Thankfully he is in a stable condition in hospital, is undergoing tests to discover what happened to cause him to fall suddenly so ill, and was able to send his traumatised team mates a message from his hospital bed.
Denmark's head coach Kasper Hjulmand said that it was thought that Eriksen had a "heart issue" and received CPR on the pitch to resuscitate him before being brought to hospital.
Many watching the scene play out on their television at home were horrified and upset by the incident, and could do nothing but sit at home, helpless, hoping and praying that the young footballer would be OK.
I too was deeply disturbed by the incident, and frustrated by the sense of helplessness it evoked. Watching someone collapse or fall perilously ill in front of you and not being able to help them is undoubtedly one of the worst feelings in the world.
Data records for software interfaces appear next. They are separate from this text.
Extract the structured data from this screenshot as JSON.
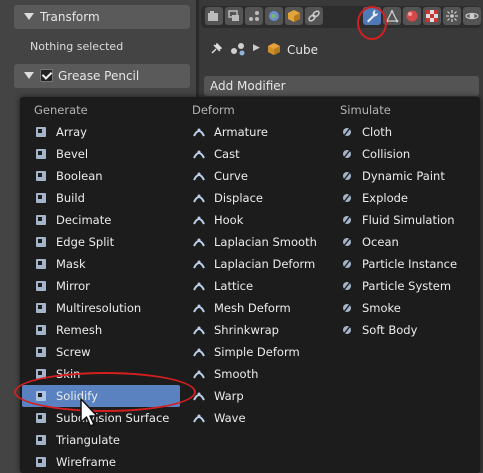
{
  "left_panel": {
    "transform_label": "Transform",
    "nothing_selected": "Nothing selected",
    "grease_pencil_label": "Grease Pencil"
  },
  "properties": {
    "object_name": "Cube",
    "add_modifier": "Add Modifier",
    "active_tab": "modifiers-wrench-icon"
  },
  "menu": {
    "generate": {
      "header": "Generate",
      "items": [
        "Array",
        "Bevel",
        "Boolean",
        "Build",
        "Decimate",
        "Edge Split",
        "Mask",
        "Mirror",
        "Multiresolution",
        "Remesh",
        "Screw",
        "Skin",
        "Solidify",
        "Subdivision Surface",
        "Triangulate",
        "Wireframe"
      ]
    },
    "deform": {
      "header": "Deform",
      "items": [
        "Armature",
        "Cast",
        "Curve",
        "Displace",
        "Hook",
        "Laplacian Smooth",
        "Laplacian Deform",
        "Lattice",
        "Mesh Deform",
        "Shrinkwrap",
        "Simple Deform",
        "Smooth",
        "Warp",
        "Wave"
      ]
    },
    "simulate": {
      "header": "Simulate",
      "items": [
        "Cloth",
        "Collision",
        "Dynamic Paint",
        "Explode",
        "Fluid Simulation",
        "Ocean",
        "Particle Instance",
        "Particle System",
        "Smoke",
        "Soft Body"
      ]
    },
    "highlighted_item": "Solidify"
  },
  "colors": {
    "highlight": "#5b82c0",
    "annotation_ring": "#d31f1f",
    "menu_bg": "#1c1c1c"
  }
}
It made me think that we all need to learn CPR, because none of us know what is ahead of us. Learning this life-saving skill could help our parents, our children, our partners, friends or a stranger in the future. Simple CPR should be taught at school.
Everyone, young and old, should know how to help someone until the paramedics arrive.
Recently a loved one of a friend of mine collapsed at home on a normal Saturday night. Despite the panic he remembered how to do CPR from a video he watched, was then also talked through it by the 999 call dispatcher and was able to keep it going until paramedics arrived.
If you watched Saturday's terrible incident unfold and felt a sense of helplessness, do one thing to counteract that horrible frustration and book yourself a first aid course in CPR
His loved one survived, thankfully. He no doubt saved his life, by watching a five minute video on the internet.
If you watched Saturday's terrible incident unfold and felt a sense of helplessness, do one thing to counteract that horrible frustration and book yourself a first aid course in CPR.
In the meantime, here are some simple CPR instructions.
1. Place the heel of your hand on the breastbone at the centre of the person's chest, between the nipples. Place your other hand on top of your first hand and interlock your fingers.
2. Position yourself with your shoulders above your hands.
3. Using your body weight (not just your arms), press hard straight down by 5cm to 6cm (2 inches to 2.5 inches) on their chest.
4. Keeping your hands on their chest, release the compression and allow the chest to return to its original position.
5. Repeat these compressions at a rate of two per second until an ambulance arrives.
6. If there is a defibrillator nearby, send someone to get it. You do not need prior knowledge of how to use one as it will give clear instructions. It could save someone's life.
Please visit this NHS website (nhs.uk/conditions/first-aid/cpr) which has fantastic instructions on how to do this hands-only CPR and also CPR with rescue breaths, CPR on adults, children and babies, and also how to conduct CPR in times of Covid.
There are a wealth of CPR videos online which will educate you in this practise until you can book a first aid course.
Have a look yourself, have your children look at them, and learn from them; and recommend that your family and friends do the same.
You never know when it could save your life or the life of someone you know.
- This article was amended on June 17 2021